History does not support the conclusion that the falling value of a currency will improve a country’s balance of trade when that country is experiencing a period of sustained credit inflation.
Something happens to the production of a country’s goods and services when it is going through a period of sustained credit inflation. The productivity of that country declines relative to those countries that are not experiencing as severe a period of credit inflation.
For one, a country experiencing a sustained period of credit inflation will shift resources, building up finance and financial services at the expense of manufacturing. For example, about 35 percent of the output of the United States in 1965 came from the manufacturing sector. Early in 2011, this figure dropped to less than 14 percent. Also, exposure to risk increases during periods of sustained credit inflation along with increasing financial leverage and financial innovation.
Furthermore, in the United States the industrial use of capital declined from over 90 percent of capacity around the middle of the 1960s to around 80 percent at the last peak of capacity utilization. Capacity utilization now stands around 75 percent. The under-employment of labor also increases during such times. My estimates place under-employment of the American worker at around one in five people of employment age. I believe that over the next year or two this figure will not decline, even in the face of declining unemployment, because of the wave of mergers and acquisitions that are going to take place.
The assumption of the economist that “everything else will not change” in the face of a declining value of the dollar does not hold. Yes, the declining value of the dollar does make American goods cheaper in world markets, but this does not account for the changes in the structure of the American economy when credit inflation pervades the nation for a fifty-year period. In the American case, the changing structure of the American economy has not helped solve the balance of trade problem.
The view from the “rest-of-the-world” is that the United States is not going to change its viewpoint. The United States has been able to act the way it has because it has had the “reserve currency” of the world and has been big enough to absorb the international capital flows that have existed over the past fifty years.
But, the United States fiscal and monetary authorities are in a battle now which, given their views, will not allow them act any differently than they have over the past fifty years.
They argue that government spending must be maintained or increased in order to put people back to work.
They argue that credit inflation must be forced on the American people so that the efforts of individuals and businesses to deleverage, to reduce the excessive leverage they had built in the past, can be offset and these individuals and businesses can get back to the process of re-leveraging so as to stimulate economic growth and reduce unemployment.
Ms. Tett speaks of the existence of the culture war between the European Central Bank and the Federal Reserve. Certainly, different worldviews seem to exist between the leaders of these two organizations.

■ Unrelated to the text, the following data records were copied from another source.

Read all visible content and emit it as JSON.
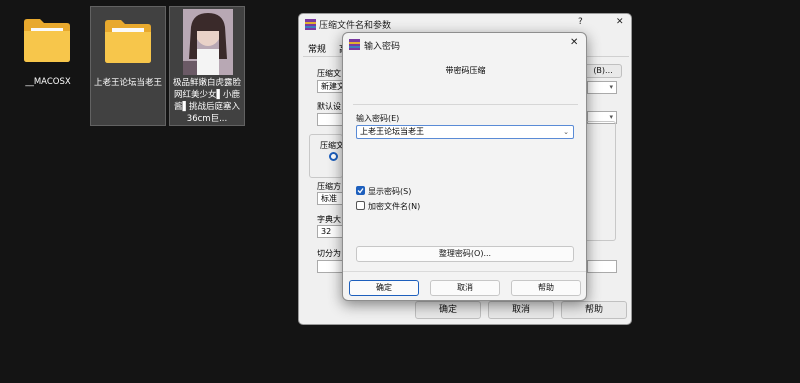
{
  "desktop": {
    "items": [
      {
        "label": "__MACOSX"
      },
      {
        "label": "上老王论坛当老王"
      },
      {
        "label": "极品鲜嫩白虎露脸网红美少女▌小鹿酱▌挑战后庭塞入36cm巨..."
      }
    ]
  },
  "bg_dialog": {
    "title": "压缩文件名和参数",
    "help_glyph": "?",
    "close_glyph": "✕",
    "tab_general": "常规",
    "tab_advanced": "高",
    "archive_name_label": "压缩文",
    "archive_name_value": "新建文",
    "browse_button": "(B)...",
    "default_profile_label": "默认设",
    "archive_format_label": "压缩文",
    "method_label": "压缩方",
    "method_value": "标准",
    "dict_size_label": "字典大",
    "dict_size_value": "32",
    "split_label": "切分为",
    "ok_button": "确定",
    "cancel_button": "取消",
    "help_button": "帮助"
  },
  "dialog": {
    "title": "输入密码",
    "close_glyph": "✕",
    "header": "带密码压缩",
    "password_label": "输入密码(E)",
    "password_value": "上老王论坛当老王",
    "show_password_label": "显示密码(S)",
    "show_password_checked": true,
    "encrypt_names_label": "加密文件名(N)",
    "encrypt_names_checked": false,
    "organize_button": "整理密码(O)...",
    "ok_button": "确定",
    "cancel_button": "取消",
    "help_button": "帮助",
    "accent_color": "#1d5fbd"
  }
}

But, it is the assumptions behind the worldviews that seem to be dramatically different and it is the assumptions that ultimately prove to be so important. The worldviews are derived from the assumptions, but it is the assumptions that people find so hard to give up because they become so personal.
As long as the United States continues to believe that the declining value of the dollar is good for the country, based on arguments similar to the ones attributed above to Christina Romer, and looks for excuses like “poor local policy” and “excess savings in emerging countries,” the leaders of the United States will continue to believe that it can proceed as it has for the last fifty years.
As long as the leaders of the United States continue to act as they have for the last fifty years then the value of the dollar will continue to decline.
And, the attitude toward American policymaking will continue to be: “We don’t expect Americans to fight temptation.”